Nonetheless, we think Robert Burns may have been influenced by William Tytler's "prescription" for good Scottish song performances. He could have read Tytler's dissertation - it was published in several different books. Or he could have read Joseph Ritson's book, Scotish Songs, where Ritson quoted from Tytler's dissertation.
So, let's find out more about what Tytler said.
|William Tytler (image from ElectricScotland)|
Tytler (1711-92) was an Edinburgh lawyer and historian. A founder member of the Society of Antiquaries of Scotland in 1780, his A Dissertation on the Scottish Musick was an influential commentary on the history of Scottish music for antiquarians and collectors of the late eighteenth and early nineteenth centuries.

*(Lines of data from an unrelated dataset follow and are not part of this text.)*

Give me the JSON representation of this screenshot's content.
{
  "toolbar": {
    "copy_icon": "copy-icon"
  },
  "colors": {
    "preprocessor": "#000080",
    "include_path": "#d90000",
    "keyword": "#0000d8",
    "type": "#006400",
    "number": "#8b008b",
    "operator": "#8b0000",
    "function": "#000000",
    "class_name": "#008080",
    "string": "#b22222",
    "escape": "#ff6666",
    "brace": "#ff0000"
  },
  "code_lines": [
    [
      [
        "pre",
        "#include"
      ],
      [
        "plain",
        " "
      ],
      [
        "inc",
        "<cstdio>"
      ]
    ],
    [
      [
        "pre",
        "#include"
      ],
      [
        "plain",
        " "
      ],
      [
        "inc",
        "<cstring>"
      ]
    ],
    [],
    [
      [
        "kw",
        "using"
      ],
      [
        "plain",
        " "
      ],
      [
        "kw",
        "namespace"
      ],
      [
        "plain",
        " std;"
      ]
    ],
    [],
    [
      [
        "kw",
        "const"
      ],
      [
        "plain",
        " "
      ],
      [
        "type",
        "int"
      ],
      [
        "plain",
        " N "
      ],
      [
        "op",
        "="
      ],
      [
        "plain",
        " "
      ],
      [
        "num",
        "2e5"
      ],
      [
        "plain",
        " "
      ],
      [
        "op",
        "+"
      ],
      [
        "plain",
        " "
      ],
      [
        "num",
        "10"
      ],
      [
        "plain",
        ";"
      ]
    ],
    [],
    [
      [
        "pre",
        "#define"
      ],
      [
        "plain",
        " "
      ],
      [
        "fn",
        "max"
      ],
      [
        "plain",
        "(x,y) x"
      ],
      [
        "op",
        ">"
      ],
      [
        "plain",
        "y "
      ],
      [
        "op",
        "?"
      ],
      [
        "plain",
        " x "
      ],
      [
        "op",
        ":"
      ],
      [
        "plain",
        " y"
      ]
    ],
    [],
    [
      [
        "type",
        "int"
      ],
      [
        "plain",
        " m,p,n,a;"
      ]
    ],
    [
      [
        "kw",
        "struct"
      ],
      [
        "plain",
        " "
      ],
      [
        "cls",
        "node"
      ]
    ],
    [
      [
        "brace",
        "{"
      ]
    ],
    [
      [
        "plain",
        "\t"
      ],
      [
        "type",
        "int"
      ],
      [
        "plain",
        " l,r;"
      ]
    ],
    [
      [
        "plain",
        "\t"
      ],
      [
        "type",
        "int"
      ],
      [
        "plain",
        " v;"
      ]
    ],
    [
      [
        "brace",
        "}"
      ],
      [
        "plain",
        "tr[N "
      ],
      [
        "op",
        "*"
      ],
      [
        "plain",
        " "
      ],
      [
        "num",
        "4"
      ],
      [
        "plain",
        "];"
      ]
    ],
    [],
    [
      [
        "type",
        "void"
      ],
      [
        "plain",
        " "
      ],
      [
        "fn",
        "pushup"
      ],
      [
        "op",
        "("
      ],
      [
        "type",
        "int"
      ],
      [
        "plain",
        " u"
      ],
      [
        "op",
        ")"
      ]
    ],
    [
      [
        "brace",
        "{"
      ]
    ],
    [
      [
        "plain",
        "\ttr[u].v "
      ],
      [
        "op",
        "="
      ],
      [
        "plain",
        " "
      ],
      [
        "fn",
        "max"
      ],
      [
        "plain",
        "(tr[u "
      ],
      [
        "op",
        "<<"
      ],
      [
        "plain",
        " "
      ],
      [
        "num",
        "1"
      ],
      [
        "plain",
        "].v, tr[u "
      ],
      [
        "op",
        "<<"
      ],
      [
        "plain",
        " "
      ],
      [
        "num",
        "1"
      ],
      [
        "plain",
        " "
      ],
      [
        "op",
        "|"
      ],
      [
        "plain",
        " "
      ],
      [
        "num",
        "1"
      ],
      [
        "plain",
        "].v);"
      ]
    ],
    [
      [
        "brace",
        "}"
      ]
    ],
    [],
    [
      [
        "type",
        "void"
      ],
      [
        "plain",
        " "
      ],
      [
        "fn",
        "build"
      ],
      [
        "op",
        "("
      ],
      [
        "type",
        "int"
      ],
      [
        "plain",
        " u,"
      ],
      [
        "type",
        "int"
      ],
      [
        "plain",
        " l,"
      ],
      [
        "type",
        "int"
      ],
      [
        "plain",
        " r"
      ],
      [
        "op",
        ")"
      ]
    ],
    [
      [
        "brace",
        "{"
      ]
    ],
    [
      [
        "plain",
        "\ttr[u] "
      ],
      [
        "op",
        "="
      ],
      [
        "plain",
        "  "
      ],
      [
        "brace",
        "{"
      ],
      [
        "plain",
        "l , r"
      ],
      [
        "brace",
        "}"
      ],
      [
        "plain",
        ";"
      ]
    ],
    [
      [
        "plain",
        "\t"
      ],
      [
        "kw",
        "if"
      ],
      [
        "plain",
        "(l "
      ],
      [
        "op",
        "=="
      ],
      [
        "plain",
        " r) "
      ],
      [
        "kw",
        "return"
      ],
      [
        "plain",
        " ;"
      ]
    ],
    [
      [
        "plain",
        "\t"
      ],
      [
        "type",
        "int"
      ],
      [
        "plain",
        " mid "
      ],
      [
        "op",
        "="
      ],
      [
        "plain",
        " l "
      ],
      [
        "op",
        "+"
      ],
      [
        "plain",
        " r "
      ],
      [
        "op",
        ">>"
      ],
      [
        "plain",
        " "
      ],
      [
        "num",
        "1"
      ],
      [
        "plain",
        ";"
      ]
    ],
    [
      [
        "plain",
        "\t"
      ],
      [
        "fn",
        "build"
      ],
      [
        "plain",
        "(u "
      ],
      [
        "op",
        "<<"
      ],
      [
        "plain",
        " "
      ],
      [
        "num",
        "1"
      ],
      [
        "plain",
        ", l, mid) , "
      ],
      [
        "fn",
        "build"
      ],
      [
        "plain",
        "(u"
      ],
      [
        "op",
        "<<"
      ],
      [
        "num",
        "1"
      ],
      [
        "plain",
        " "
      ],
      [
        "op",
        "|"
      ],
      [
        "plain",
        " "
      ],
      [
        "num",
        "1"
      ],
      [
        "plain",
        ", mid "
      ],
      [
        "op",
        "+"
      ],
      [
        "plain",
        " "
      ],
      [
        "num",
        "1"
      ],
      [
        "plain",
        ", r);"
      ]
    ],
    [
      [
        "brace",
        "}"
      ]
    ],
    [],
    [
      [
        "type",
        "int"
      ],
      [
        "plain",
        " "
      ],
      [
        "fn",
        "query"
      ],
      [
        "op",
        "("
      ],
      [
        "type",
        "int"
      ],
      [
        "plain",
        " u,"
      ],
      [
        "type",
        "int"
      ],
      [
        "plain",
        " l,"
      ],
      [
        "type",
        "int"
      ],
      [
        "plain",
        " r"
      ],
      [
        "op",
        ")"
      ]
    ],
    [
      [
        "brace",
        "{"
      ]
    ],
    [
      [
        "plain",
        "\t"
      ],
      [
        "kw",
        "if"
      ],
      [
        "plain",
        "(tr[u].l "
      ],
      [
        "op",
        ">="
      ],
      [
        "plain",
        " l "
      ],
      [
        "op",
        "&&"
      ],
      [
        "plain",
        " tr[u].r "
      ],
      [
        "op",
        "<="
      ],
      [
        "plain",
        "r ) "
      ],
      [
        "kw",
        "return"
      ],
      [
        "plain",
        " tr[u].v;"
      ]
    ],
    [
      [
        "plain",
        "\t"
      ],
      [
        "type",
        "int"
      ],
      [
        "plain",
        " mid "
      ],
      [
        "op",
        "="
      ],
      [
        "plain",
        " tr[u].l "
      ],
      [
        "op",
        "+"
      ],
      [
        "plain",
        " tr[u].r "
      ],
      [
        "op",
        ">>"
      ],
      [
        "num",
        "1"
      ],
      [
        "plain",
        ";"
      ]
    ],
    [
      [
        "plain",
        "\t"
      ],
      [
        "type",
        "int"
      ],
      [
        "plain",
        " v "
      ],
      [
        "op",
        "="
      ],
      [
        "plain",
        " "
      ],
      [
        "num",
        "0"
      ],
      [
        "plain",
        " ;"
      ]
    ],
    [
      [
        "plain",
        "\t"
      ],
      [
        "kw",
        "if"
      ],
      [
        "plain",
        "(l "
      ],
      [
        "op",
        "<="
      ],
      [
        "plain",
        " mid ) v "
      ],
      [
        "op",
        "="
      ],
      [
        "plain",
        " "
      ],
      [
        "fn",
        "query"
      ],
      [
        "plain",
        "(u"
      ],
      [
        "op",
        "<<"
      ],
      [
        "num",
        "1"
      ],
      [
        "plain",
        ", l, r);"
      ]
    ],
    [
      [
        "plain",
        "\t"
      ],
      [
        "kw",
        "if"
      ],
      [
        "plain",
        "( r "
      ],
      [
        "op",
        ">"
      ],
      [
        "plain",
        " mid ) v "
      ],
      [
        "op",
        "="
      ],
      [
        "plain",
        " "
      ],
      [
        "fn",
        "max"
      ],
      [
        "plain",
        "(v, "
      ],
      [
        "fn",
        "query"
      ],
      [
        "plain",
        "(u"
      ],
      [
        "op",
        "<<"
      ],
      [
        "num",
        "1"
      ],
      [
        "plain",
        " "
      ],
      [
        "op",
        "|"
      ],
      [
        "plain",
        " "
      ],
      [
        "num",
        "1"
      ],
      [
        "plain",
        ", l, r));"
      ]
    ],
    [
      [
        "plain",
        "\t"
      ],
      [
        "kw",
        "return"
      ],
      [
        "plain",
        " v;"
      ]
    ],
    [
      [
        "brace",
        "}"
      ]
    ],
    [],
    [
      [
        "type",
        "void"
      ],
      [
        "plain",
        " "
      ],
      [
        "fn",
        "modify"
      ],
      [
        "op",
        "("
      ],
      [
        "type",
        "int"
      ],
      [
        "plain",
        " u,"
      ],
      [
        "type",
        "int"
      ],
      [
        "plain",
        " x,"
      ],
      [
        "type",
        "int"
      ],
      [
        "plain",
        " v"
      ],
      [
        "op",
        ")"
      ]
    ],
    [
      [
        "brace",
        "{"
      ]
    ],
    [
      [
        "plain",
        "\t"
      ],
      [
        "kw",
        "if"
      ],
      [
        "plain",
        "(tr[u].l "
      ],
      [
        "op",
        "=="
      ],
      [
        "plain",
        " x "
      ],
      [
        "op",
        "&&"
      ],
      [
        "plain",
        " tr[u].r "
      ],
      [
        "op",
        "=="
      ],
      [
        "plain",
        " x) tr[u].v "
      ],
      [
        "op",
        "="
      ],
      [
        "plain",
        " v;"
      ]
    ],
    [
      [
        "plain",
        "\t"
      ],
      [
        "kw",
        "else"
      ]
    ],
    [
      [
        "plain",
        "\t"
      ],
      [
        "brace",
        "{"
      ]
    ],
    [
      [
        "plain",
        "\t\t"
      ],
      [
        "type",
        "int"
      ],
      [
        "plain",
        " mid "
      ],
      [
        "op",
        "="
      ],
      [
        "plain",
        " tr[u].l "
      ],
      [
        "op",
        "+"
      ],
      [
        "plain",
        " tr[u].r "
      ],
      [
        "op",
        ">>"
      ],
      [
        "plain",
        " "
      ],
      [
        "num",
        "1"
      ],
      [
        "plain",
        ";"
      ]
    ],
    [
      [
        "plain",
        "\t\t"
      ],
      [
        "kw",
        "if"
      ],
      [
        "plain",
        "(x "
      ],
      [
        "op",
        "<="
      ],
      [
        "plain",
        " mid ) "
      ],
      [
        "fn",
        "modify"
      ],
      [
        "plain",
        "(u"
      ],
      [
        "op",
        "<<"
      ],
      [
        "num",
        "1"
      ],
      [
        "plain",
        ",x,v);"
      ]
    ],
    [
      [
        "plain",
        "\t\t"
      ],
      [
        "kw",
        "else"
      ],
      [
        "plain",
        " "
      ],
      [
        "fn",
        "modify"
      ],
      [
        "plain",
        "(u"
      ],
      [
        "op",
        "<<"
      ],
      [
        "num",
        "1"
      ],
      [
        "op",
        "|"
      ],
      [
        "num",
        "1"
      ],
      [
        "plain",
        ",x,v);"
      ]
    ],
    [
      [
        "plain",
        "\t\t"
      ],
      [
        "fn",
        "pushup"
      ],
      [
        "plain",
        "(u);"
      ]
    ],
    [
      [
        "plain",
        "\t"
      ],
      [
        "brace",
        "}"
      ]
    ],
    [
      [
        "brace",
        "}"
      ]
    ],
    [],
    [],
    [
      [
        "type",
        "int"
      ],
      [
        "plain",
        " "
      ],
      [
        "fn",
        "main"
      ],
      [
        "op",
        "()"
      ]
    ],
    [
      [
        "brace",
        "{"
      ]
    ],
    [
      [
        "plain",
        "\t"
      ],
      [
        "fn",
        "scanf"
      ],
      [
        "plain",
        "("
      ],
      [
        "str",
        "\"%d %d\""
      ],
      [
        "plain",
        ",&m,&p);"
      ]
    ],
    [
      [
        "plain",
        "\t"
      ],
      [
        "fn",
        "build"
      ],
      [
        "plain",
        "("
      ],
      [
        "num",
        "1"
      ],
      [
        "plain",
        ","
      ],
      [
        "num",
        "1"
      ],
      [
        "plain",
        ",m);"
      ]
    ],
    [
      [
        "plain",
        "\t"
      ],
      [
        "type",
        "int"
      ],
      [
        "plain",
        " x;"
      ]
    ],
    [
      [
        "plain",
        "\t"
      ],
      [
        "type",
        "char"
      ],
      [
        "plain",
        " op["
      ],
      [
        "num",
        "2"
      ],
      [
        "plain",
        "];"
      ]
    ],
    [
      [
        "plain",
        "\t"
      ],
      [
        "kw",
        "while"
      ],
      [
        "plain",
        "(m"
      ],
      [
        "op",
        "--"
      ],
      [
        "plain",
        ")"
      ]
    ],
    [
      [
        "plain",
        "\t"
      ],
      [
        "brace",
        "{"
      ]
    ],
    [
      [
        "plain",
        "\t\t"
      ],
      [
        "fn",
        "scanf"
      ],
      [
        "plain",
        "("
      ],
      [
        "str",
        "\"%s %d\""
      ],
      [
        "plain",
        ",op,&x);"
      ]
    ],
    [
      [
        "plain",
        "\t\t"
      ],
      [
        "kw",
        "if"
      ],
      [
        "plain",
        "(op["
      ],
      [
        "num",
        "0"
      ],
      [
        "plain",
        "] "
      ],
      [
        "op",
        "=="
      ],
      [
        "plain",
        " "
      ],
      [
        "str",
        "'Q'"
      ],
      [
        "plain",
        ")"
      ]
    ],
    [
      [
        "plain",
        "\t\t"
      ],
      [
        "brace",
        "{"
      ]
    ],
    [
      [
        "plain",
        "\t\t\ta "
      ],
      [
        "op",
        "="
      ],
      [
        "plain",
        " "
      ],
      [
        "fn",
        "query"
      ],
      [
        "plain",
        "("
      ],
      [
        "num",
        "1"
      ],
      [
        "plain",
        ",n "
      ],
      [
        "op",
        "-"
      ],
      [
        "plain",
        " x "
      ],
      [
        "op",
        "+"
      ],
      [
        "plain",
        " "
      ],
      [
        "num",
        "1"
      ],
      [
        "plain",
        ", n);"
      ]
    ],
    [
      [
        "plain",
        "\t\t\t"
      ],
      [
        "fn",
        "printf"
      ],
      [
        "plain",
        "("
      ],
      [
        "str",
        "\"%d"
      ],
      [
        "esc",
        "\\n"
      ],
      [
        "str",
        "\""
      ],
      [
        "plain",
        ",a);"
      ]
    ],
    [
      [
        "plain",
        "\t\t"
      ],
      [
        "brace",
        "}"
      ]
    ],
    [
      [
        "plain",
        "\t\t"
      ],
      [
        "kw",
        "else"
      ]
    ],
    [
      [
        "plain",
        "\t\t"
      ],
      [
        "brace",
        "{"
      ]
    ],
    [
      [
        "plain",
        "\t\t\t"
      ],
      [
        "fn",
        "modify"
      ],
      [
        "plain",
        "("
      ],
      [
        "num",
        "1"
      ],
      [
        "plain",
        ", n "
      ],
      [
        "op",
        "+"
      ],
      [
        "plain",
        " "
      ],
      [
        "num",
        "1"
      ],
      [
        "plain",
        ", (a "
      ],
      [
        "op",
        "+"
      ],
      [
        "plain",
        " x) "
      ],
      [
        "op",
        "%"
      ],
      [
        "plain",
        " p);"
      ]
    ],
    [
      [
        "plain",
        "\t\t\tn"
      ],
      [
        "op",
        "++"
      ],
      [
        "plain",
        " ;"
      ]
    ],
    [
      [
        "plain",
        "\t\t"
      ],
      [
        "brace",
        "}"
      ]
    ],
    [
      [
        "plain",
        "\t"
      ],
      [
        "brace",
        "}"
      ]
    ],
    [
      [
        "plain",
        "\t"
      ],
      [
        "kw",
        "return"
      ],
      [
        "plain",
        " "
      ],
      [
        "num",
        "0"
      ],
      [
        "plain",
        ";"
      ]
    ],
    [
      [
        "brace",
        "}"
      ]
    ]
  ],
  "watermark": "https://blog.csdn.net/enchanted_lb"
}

It was first published in Hugo Arnot’s The History of Edinburgh, attributed to ‘a learned and ingenious friend’, in 1779 (and again in 1788). It also appeared under Tytler's name in 1783 and 1790, and was later read at a meeting, and subsequently published in 1792, in the first Transactions of the Society of Antiquaries of Scotland.
Tytler wanted to track down the origins of the earliest melodies, ‘and to trace the history of our music down to modern times.’ His comments were influential upon the song collection compilers who followed him - Johnson, Burns and Ritson. Tytler’s pronouncement about the correct kind of accompaniment for Scottish song became almost a ‘gold standard’ for contemporary antiquarian publishers of song collections.
- Royal Conservatoire of Scotland - for books on Scottish music history in the Whittaker Library, click here.
- Check COPAC (UK national and university libraries) to find your nearest copy of a Tytler source.
- We have a photocopy of Tytler's dissertation in our own library - here. (We downloaded it from Archive.org)